▶ _What the task requires_: Nothing in the entries should be altered. Write them out in full.

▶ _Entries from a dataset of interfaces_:
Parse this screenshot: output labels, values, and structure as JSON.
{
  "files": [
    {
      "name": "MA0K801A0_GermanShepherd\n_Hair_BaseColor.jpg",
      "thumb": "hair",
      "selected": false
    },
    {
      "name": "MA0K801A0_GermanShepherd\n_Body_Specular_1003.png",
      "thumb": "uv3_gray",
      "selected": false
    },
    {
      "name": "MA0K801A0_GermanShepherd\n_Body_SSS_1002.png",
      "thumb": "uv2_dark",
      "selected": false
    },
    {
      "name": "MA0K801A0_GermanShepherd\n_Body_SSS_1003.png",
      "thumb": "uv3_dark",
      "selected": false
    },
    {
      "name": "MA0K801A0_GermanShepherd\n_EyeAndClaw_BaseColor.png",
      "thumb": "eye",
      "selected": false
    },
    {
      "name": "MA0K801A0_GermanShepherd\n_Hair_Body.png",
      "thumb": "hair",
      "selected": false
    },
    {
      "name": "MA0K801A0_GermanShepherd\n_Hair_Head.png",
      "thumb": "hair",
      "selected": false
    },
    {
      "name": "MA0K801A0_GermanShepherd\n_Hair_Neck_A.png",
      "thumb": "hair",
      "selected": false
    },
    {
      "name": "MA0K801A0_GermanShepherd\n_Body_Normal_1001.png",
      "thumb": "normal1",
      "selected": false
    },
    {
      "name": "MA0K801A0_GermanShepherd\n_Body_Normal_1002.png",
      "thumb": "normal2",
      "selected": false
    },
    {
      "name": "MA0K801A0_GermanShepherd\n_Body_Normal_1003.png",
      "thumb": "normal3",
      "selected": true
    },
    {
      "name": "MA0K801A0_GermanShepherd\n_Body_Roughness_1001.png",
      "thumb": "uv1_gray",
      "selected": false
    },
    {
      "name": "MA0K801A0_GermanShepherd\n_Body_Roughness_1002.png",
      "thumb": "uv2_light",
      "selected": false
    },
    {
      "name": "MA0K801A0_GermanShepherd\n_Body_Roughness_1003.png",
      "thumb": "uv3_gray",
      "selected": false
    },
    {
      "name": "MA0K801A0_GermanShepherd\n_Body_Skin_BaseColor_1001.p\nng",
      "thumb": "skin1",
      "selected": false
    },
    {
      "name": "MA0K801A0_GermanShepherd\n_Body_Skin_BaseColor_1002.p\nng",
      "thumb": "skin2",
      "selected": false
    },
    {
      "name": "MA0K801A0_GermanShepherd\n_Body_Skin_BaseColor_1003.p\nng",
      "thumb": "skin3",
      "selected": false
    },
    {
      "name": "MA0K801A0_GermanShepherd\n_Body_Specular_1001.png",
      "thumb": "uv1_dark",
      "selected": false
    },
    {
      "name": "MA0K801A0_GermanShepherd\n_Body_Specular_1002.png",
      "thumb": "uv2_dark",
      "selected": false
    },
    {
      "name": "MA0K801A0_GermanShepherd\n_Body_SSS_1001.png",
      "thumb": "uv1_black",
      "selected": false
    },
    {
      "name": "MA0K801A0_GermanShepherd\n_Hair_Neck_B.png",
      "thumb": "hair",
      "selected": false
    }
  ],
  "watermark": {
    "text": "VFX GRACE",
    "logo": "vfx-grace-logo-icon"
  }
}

▶ _Solution for this task_:
Parse this screenshot: output labels, values, and structure as JSON.
{
  "files": [
    {
      "name": "MA0K801A0_GermanShepherd\n_Hair_BaseColor.jpg",
      "thumb": "hair",
      "selected": false
    },
    {
      "name": "MA0K801A0_GermanShepherd\n_Body_Specular_1003.png",
      "thumb": "uv3_gray",
      "selected": false
    },
    {
      "name": "MA0K801A0_GermanShepherd\n_Body_SSS_1002.png",
      "thumb": "uv2_dark",
      "selected": false
    },
    {
      "name": "MA0K801A0_GermanShepherd\n_Body_SSS_1003.png",
      "thumb": "uv3_dark",
      "selected": false
    },
    {
      "name": "MA0K801A0_GermanShepherd\n_EyeAndClaw_BaseColor.png",
      "thumb": "eye",
      "selected": false
    },
    {
      "name": "MA0K801A0_GermanShepherd\n_Hair_Body.png",
      "thumb": "hair",
      "selected": false
    },
    {
      "name": "MA0K801A0_GermanShepherd\n_Hair_Head.png",
      "thumb": "hair",
      "selected": false
    },
    {
      "name": "MA0K801A0_GermanShepherd\n_Hair_Neck_A.png",
      "thumb": "hair",
      "selected": false
    },
    {
      "name": "MA0K801A0_GermanShepherd\n_Body_Normal_1001.png",
      "thumb": "normal1",
      "selected": false
    },
    {
      "name": "MA0K801A0_GermanShepherd\n_Body_Normal_1002.png",
      "thumb": "normal2",
      "selected": false
    },
    {
      "name": "MA0K801A0_GermanShepherd\n_Body_Normal_1003.png",
      "thumb": "normal3",
      "selected": true
    },
    {
      "name": "MA0K801A0_GermanShepherd\n_Body_Roughness_1001.png",
      "thumb": "uv1_gray",
      "selected": false
    },
    {
      "name": "MA0K801A0_GermanShepherd\n_Body_Roughness_1002.png",
      "thumb": "uv2_light",
      "selected": false
    },
    {
      "name": "MA0K801A0_GermanShepherd\n_Body_Roughness_1003.png",
      "thumb": "uv3_gray",
      "selected": false
    },
    {
      "name": "MA0K801A0_GermanShepherd\n_Body_Skin_BaseColor_1001.p\nng",
      "thumb": "skin1",
      "selected": false
    },
    {
      "name": "MA0K801A0_GermanShepherd\n_Body_Skin_BaseColor_1002.p\nng",
      "thumb": "skin2",
      "selected": false
    },
    {
      "name": "MA0K801A0_GermanShepherd\n_Body_Skin_BaseColor_1003.p\nng",
      "thumb": "skin3",
      "selected": false
    },
    {
      "name": "MA0K801A0_GermanShepherd\n_Body_Specular_1001.png",
      "thumb": "uv1_dark",
      "selected": false
    },
    {
      "name": "MA0K801A0_GermanShepherd\n_Body_Specular_1002.png",
      "thumb": "uv2_dark",
      "selected": false
    },
    {
      "name": "MA0K801A0_GermanShepherd\n_Body_SSS_1001.png",
      "thumb": "uv1_black",
      "selected": false
    },
    {
      "name": "MA0K801A0_GermanShepherd\n_Hair_Neck_B.png",
      "thumb": "hair",
      "selected": false
    }
  ],
  "watermark": {
    "text": "VFX GRACE",
    "logo": "vfx-grace-logo-icon"
  }
}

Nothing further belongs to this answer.